Task item → Which lines in the records below contain the word "this"? Copy each one out.

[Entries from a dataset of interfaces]

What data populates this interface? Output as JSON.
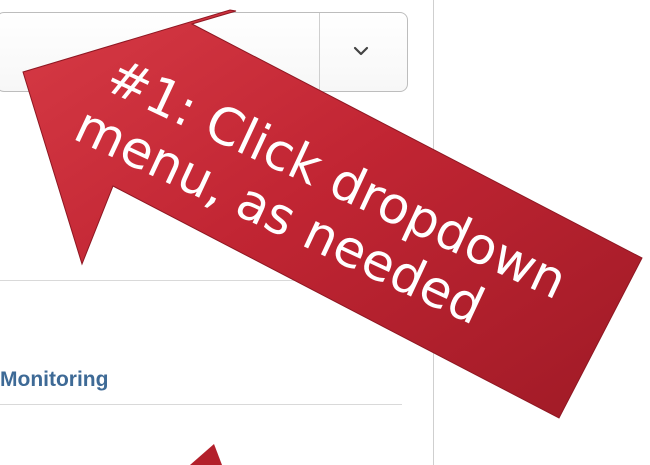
{
  "dropdown": {
    "selected_value": "",
    "icon": "chevron-down-icon"
  },
  "section": {
    "label": "Monitoring"
  },
  "callout": {
    "line1": "#1: Click dropdown",
    "line2": "menu, as needed",
    "color": "#b3202b"
  }
}
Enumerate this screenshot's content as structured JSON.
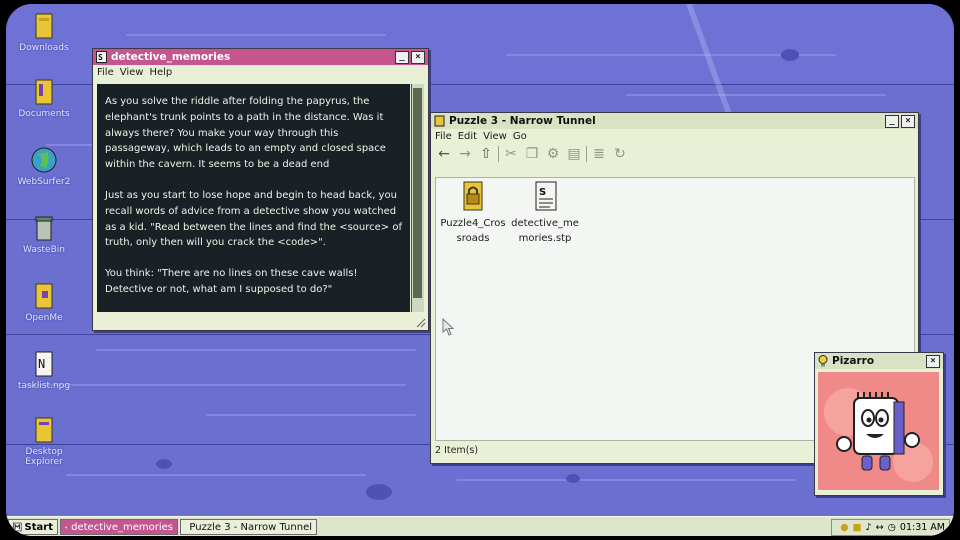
{
  "desktop": {
    "icons": [
      {
        "name": "downloads",
        "label": "Downloads"
      },
      {
        "name": "documents",
        "label": "Documents"
      },
      {
        "name": "websurfer",
        "label": "WebSurfer2"
      },
      {
        "name": "wastebin",
        "label": "WasteBin"
      },
      {
        "name": "openme",
        "label": "OpenMe"
      },
      {
        "name": "tasklist",
        "label": "tasklist.npg"
      },
      {
        "name": "desktop-explorer",
        "label": "Desktop Explorer"
      }
    ]
  },
  "memories_window": {
    "title": "detective_memories",
    "menu": [
      "File",
      "View",
      "Help"
    ],
    "paragraphs": [
      "As you solve the riddle after folding the papyrus, the elephant's trunk points to a path in the distance. Was it always there? You make your way through this passageway, which leads to an empty and closed space within the cavern. It seems to be a dead end",
      "Just as you start to lose hope and begin to head back, you recall words of advice from a detective show you watched as a kid. \"Read between the lines and find the <source> of truth, only then will you crack the <code>\".",
      "You think: \"There are no lines on these cave walls! Detective or not, what am I supposed to do?\""
    ]
  },
  "puzzle_window": {
    "title": "Puzzle 3 - Narrow Tunnel",
    "menu": [
      "File",
      "Edit",
      "View",
      "Go"
    ],
    "files": [
      {
        "label": "Puzzle4_Crossroads",
        "icon": "locked-folder-icon"
      },
      {
        "label": "detective_memories.stp",
        "icon": "document-icon"
      }
    ],
    "status": "2 Item(s)"
  },
  "pizarro_window": {
    "title": "Pizarro"
  },
  "taskbar": {
    "start": "Start",
    "tasks": [
      "detective_memories",
      "Puzzle 3 - Narrow Tunnel"
    ],
    "clock": "01:31 AM"
  },
  "colors": {
    "desktop": "#6a6fd0",
    "active_title": "#c4558f",
    "window_bg": "#e9f0d6",
    "terminal_bg": "#1a2126"
  }
}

Reply →
What data populates this interface? Output as JSON.
Enumerate this screenshot's content as structured JSON.
      "As you solve the riddle after folding the papyrus, the elephant's trunk points to a path in the distance. Was it always there? You make your way through this passageway, which leads to an empty and closed space within the cavern. It seems to be a dead end",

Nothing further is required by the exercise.